> [PROBLEM TO WORK ON] Could you print all the entries exactly?

Data records:
· · · ·

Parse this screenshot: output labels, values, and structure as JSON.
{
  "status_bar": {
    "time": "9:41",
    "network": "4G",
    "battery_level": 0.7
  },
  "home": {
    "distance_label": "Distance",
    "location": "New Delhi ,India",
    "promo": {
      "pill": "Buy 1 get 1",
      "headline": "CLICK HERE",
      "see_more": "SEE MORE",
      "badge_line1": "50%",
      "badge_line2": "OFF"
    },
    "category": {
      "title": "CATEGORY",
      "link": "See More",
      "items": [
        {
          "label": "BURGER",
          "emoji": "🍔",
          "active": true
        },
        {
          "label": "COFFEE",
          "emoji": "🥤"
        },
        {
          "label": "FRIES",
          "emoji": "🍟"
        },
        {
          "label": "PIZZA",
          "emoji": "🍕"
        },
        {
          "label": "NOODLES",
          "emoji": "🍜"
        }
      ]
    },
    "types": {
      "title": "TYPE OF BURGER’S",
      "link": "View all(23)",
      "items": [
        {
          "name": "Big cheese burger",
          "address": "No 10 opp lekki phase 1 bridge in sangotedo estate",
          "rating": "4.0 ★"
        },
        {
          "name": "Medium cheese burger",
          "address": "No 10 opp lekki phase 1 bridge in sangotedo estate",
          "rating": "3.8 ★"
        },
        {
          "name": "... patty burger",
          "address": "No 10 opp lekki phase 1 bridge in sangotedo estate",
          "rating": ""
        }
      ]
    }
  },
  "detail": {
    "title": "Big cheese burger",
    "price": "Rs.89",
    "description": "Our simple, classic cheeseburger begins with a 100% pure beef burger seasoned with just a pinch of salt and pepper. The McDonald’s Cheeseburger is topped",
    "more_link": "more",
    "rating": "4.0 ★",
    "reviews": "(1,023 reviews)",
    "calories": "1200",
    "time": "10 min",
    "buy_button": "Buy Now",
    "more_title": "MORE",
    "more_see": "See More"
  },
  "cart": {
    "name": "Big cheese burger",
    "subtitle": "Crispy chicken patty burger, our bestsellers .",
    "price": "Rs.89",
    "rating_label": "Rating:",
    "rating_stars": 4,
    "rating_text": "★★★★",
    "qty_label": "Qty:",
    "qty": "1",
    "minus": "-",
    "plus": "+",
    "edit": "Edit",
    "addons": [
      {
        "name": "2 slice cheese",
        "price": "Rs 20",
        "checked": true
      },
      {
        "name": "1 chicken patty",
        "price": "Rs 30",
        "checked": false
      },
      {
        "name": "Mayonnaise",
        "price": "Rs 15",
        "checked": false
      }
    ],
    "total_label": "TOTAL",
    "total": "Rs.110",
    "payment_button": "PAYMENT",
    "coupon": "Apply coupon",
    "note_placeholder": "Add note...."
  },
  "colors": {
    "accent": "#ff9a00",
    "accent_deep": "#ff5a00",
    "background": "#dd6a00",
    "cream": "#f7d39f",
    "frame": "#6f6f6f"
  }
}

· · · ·

> [RESPONSE TO THE EXERCISE]
Parse this screenshot: output labels, values, and structure as JSON.
{
  "status_bar": {
    "time": "9:41",
    "network": "4G",
    "battery_level": 0.7
  },
  "home": {
    "distance_label": "Distance",
    "location": "New Delhi ,India",
    "promo": {
      "pill": "Buy 1 get 1",
      "headline": "CLICK HERE",
      "see_more": "SEE MORE",
      "badge_line1": "50%",
      "badge_line2": "OFF"
    },
    "category": {
      "title": "CATEGORY",
      "link": "See More",
      "items": [
        {
          "label": "BURGER",
          "emoji": "🍔",
          "active": true
        },
        {
          "label": "COFFEE",
          "emoji": "🥤"
        },
        {
          "label": "FRIES",
          "emoji": "🍟"
        },
        {
          "label": "PIZZA",
          "emoji": "🍕"
        },
        {
          "label": "NOODLES",
          "emoji": "🍜"
        }
      ]
    },
    "types": {
      "title": "TYPE OF BURGER’S",
      "link": "View all(23)",
      "items": [
        {
          "name": "Big cheese burger",
          "address": "No 10 opp lekki phase 1 bridge in sangotedo estate",
          "rating": "4.0 ★"
        },
        {
          "name": "Medium cheese burger",
          "address": "No 10 opp lekki phase 1 bridge in sangotedo estate",
          "rating": "3.8 ★"
        },
        {
          "name": "... patty burger",
          "address": "No 10 opp lekki phase 1 bridge in sangotedo estate",
          "rating": ""
        }
      ]
    }
  },
  "detail": {
    "title": "Big cheese burger",
    "price": "Rs.89",
    "description": "Our simple, classic cheeseburger begins with a 100% pure beef burger seasoned with just a pinch of salt and pepper. The McDonald’s Cheeseburger is topped",
    "more_link": "more",
    "rating": "4.0 ★",
    "reviews": "(1,023 reviews)",
    "calories": "1200",
    "time": "10 min",
    "buy_button": "Buy Now",
    "more_title": "MORE",
    "more_see": "See More"
  },
  "cart": {
    "name": "Big cheese burger",
    "subtitle": "Crispy chicken patty burger, our bestsellers .",
    "price": "Rs.89",
    "rating_label": "Rating:",
    "rating_stars": 4,
    "rating_text": "★★★★",
    "qty_label": "Qty:",
    "qty": "1",
    "minus": "-",
    "plus": "+",
    "edit": "Edit",
    "addons": [
      {
        "name": "2 slice cheese",
        "price": "Rs 20",
        "checked": true
      },
      {
        "name": "1 chicken patty",
        "price": "Rs 30",
        "checked": false
      },
      {
        "name": "Mayonnaise",
        "price": "Rs 15",
        "checked": false
      }
    ],
    "total_label": "TOTAL",
    "total": "Rs.110",
    "payment_button": "PAYMENT",
    "coupon": "Apply coupon",
    "note_placeholder": "Add note...."
  },
  "colors": {
    "accent": "#ff9a00",
    "accent_deep": "#ff5a00",
    "background": "#dd6a00",
    "cream": "#f7d39f",
    "frame": "#6f6f6f"
  }
}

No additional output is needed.